Your goal:
Across these entries, how many lines contain the word "name"? Answer with only the number.

Component data from apps and pages:
--------------------------------
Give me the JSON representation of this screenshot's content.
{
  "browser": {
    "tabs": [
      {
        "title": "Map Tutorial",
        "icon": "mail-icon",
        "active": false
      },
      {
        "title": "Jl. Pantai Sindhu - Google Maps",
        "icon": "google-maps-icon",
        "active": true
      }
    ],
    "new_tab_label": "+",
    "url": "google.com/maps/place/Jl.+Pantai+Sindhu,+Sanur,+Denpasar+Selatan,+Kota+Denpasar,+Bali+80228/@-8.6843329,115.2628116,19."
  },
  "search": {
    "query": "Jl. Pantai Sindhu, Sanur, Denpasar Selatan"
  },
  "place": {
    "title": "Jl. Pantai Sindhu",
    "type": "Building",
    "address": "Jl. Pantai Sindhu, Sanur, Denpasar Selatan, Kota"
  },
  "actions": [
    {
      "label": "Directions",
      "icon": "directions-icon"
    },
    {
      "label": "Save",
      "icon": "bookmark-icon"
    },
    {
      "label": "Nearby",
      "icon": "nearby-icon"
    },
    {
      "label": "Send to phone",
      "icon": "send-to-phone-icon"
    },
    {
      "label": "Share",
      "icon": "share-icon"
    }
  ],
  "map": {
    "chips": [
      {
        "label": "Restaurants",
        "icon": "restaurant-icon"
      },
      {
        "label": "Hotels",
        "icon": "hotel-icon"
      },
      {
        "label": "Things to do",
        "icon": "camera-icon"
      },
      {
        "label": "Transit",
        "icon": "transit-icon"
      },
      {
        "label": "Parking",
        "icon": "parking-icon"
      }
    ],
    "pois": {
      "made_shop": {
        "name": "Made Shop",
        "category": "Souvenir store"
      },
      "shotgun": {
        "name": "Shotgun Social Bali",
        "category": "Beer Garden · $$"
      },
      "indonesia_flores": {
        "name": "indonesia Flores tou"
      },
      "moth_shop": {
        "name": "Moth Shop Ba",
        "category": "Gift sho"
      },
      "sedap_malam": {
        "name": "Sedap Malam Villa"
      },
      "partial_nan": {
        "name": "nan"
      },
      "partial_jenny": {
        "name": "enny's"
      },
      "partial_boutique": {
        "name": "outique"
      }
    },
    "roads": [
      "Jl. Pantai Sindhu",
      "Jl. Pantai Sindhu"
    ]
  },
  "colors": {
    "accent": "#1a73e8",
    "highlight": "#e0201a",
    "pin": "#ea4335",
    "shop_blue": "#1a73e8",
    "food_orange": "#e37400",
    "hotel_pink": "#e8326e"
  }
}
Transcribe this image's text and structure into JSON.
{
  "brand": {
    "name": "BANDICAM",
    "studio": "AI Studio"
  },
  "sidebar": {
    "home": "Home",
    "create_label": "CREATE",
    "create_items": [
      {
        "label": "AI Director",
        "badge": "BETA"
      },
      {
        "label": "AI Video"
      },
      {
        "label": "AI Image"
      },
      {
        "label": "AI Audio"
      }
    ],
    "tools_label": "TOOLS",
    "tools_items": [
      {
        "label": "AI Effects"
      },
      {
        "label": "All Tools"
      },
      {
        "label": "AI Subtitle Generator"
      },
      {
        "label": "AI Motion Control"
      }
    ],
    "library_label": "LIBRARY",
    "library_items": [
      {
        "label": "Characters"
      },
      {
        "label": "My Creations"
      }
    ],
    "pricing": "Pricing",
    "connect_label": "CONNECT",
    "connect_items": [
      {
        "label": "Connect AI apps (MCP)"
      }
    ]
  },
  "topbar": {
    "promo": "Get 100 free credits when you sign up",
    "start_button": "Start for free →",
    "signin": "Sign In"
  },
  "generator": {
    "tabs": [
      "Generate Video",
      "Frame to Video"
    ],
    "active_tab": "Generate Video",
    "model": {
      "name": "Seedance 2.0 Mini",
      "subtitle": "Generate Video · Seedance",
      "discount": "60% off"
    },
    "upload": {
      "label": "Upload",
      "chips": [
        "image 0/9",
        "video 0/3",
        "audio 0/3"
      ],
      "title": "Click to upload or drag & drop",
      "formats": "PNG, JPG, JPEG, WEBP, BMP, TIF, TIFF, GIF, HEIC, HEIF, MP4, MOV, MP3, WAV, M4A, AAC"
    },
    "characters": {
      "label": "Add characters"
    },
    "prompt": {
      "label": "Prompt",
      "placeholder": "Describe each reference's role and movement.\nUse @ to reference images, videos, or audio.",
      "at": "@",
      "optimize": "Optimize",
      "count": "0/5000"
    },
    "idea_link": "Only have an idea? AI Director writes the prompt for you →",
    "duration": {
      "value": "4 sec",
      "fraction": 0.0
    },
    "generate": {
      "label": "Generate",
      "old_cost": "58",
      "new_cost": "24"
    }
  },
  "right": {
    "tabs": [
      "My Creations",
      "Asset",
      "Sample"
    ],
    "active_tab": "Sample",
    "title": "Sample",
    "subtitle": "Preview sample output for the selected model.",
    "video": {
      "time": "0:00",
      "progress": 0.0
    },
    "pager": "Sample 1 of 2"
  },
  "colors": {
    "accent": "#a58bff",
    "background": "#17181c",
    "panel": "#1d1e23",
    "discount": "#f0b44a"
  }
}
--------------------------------
Response to the task:
10